The most important and worrisome reason is that the authors of the web page (or the email that you’re viewing) can actually code the link to display something different in the status line when you view it.
Normally, if the website authors do nothing, the default is that the URL displays in the status line. But with HTML, website authors can actually code the link to display anything – even a phrase.
For instance, if you’re hovering over a link on askleo.com, I could add code to the link so the status line would read, “Click_to_go_to_Ask_Leo!” No URL would be visible when you hovered over it. (Now, it might ignore that coding and still show the destination – depending on your browser and its approach to security.)
The only way to be able to determine if the URL in the status line is accurate is to look at the HTML source code for the web page. But that’s not something the average user should be expected to do.
Links can be shortened
Now, there is a scenario where a link takes you to a different place than what appears in the status bar. Some senders use link shortening services, such as TinyURL, Bit.ly, Google (called goo.gl), or others. These sites take a very long URL and shorten it. The short link redirects you to the location of the long URL. For example, if you go to the URL go.askleo.com/ms, you go to the Microsoft.com website.
In some cases, this is legitimate and relatively safe. If you click on go.askleo.com, it is askleo.com that had to set that up. If you trust askleo.com, it’s clear that you’re going someplace relatively safe.
Nonetheless, you should be concerned. Hackers sometimes use link shortening services to hide malicious links, but it is possible to preview the link before you open the page.
Be careful with links
Ultimately, this is why I say what I do about links so often. It all comes down to how much you trust the sender and how sure you are that it’s really from them.
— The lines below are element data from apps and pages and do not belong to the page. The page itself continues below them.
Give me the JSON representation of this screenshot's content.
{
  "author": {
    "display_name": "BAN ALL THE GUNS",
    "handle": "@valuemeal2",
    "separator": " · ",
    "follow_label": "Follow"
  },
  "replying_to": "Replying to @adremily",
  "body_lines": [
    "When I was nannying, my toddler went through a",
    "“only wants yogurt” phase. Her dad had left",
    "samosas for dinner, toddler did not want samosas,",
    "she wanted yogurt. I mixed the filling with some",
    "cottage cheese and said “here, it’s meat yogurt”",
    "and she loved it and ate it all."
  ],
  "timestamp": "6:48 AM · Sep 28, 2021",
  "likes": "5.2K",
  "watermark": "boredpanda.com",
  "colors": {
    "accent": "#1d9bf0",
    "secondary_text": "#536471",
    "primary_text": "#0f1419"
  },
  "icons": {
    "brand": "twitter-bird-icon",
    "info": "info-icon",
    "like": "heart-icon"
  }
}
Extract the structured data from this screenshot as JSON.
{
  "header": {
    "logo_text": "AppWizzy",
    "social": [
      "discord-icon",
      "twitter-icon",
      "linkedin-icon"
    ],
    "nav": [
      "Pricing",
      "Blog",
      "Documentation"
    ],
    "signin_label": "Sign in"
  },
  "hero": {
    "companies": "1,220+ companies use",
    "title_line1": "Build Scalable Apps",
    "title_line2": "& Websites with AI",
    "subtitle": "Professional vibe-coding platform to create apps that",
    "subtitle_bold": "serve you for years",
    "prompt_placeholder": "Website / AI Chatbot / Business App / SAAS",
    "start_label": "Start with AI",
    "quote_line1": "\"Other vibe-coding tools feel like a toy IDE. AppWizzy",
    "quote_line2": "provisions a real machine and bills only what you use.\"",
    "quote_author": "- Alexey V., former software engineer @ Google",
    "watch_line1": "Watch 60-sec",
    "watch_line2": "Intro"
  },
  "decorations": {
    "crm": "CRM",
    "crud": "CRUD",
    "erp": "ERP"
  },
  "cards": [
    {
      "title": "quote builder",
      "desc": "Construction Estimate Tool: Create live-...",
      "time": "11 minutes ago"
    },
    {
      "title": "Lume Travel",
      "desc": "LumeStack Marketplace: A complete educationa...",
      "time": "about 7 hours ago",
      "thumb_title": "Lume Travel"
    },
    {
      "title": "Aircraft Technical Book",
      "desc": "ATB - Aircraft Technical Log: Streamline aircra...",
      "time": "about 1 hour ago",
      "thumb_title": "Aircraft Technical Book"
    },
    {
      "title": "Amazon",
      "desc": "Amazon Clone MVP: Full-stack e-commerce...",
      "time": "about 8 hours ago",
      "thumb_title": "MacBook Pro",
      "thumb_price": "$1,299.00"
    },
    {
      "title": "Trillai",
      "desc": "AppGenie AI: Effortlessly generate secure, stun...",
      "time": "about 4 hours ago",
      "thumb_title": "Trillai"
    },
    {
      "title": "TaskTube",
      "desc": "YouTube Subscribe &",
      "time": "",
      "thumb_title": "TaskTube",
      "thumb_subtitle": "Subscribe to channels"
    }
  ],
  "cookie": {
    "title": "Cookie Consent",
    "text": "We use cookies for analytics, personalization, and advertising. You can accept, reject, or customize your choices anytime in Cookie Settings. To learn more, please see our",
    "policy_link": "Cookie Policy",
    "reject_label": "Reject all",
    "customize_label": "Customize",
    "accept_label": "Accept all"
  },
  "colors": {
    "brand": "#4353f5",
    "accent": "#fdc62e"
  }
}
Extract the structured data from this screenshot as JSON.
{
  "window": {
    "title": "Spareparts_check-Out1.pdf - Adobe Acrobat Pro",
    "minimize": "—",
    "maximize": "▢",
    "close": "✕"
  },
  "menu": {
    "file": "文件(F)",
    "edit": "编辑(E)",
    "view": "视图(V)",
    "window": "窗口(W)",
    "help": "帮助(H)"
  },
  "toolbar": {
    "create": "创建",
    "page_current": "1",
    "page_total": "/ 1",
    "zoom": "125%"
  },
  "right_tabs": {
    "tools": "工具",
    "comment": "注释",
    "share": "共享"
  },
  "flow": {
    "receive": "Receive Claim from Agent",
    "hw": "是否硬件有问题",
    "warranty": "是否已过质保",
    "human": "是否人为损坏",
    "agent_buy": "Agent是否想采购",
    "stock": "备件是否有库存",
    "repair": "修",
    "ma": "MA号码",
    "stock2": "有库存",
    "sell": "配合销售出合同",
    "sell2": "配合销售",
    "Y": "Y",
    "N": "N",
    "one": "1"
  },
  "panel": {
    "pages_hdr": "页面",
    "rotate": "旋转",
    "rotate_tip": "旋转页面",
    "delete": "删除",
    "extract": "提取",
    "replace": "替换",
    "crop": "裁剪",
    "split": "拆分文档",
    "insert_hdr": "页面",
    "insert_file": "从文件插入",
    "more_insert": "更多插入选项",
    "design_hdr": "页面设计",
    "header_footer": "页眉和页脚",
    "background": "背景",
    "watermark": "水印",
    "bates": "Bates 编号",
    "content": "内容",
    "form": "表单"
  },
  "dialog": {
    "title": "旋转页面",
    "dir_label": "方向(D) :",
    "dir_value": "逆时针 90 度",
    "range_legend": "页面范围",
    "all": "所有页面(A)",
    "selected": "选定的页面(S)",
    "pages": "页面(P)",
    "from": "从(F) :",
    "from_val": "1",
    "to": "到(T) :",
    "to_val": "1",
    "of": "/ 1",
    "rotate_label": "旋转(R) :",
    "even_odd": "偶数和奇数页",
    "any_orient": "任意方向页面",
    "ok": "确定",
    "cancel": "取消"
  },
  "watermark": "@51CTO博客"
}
Is the email address one that you recognize? Does the sender’s name match? What if the sender’s account has been hacked and the hacker is sending messages with malicious links in them?
That’s how and why hackers crack into email accounts. The hacker’s success relies on the trust inherent in the relationship between the sender and their contacts. For this reason, you need to always determine the validity and safety of the link before you click on it.
If you click on it at all, that is.